Thursday, August 9, 2007

Form vs. Shape 2 Rewrite

For the first time since I wrote it back in 2001, I've redone my C-130 tutorial from scratch. It was interesting seeing how different it was doing it now versus back in V2 days, and how different it wasn't--after all, NURBS were developed for making airplanes so it's not like some products people work on where new features have made what was previously not practical in 3D possible. The improvements to blending were a big help. I did make some limited use of the new Universal Deformation Technology. Probably the biggest time-saver was the little thing of now being able to use multiple edges for surface matching and sweeping. Some things that were very difficult unless you knew the special trick you could only learn from my CD(or the Version 1 tutorial I got it from)became trivial.
If you take a look at the sample page from the original version, the layout's been changed to match the other two--one of the reasons I decided it was time to roll them all onto one CD for only $99, operators are standing by. ;-)
I am actually a little disappointed about that, I did like the old look very much, the project was as much a design experiment with that as it was about the 3d. I wanted a design that was actually intended to work better on-screen than printed, inspired to a large extent by the musings of Scott McCloud.
Unfortunately the process was incredibly complicated and too cumbersome to edit, especially after I lost track of the mess of scripts and macros that pulled it together. I don't even remember how it went, I'm flabbergasted to think of the stuff I did back in the primitive scripting days of V2. The process was generally something like this:
  1. In Rhino, I had every single step saved as a separate model, many of them in each file. I had crude brute-force mechanisms to do things like save the appearance of selected control points, separate new and unchanged objects, save the views of screenshots, set grid settings according to the scale of the view, and output all the shots for a file with the touch of a button.
  2. I wanted to do some things with the screenshots that couldn't yet be done in Rhino so part of the output process was to 'composite' them in Photoshop. One of those things was antialiasing, which at the time you could only control through your video card, but I still wanted grids and curves 'crisp,' so I...somehow managed that flipping back and forth.
  3. The pages were actually assembled in InDesign. That was alright, the way it handles text is awesome.
  4. Then the problem was how to get that out of InDesign into something that would work in a browser.
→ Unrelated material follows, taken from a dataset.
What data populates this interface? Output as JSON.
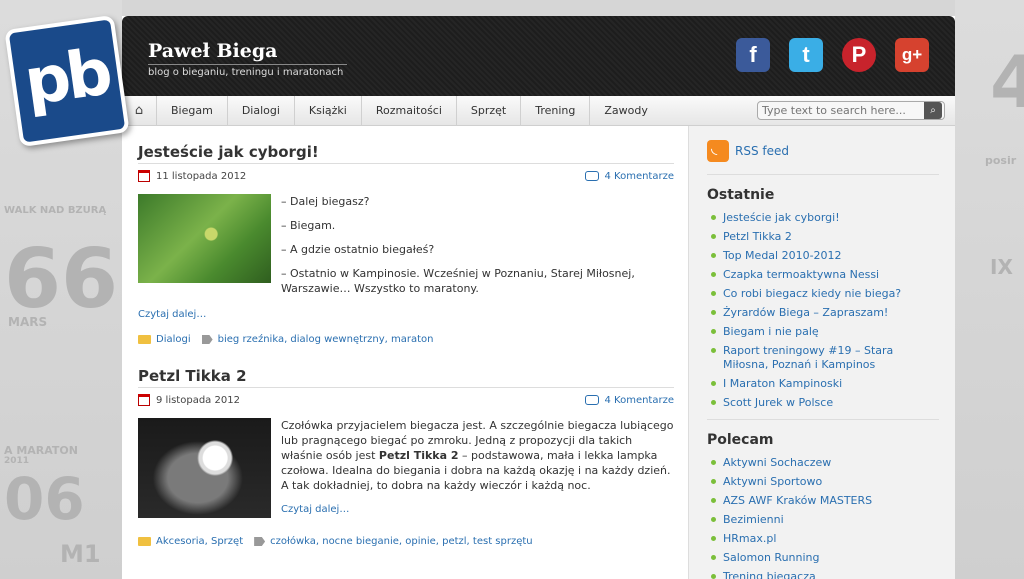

It's "HTML export" wasn't acceptable then (probably wouldn't be now)so it was necessary to turn the pages into big pictures.
  5. InDesign didn't have raster export, so I had to export as PDF(after breaking the pages up according to the maximum page size)and use ImageReady(no, not Photoshop) to convert them and slice them up.
  6. To do the printable version I had scripting in InDesign to compress the spacing between the images and split it into page-sized chunks, which I then transferred into a new file.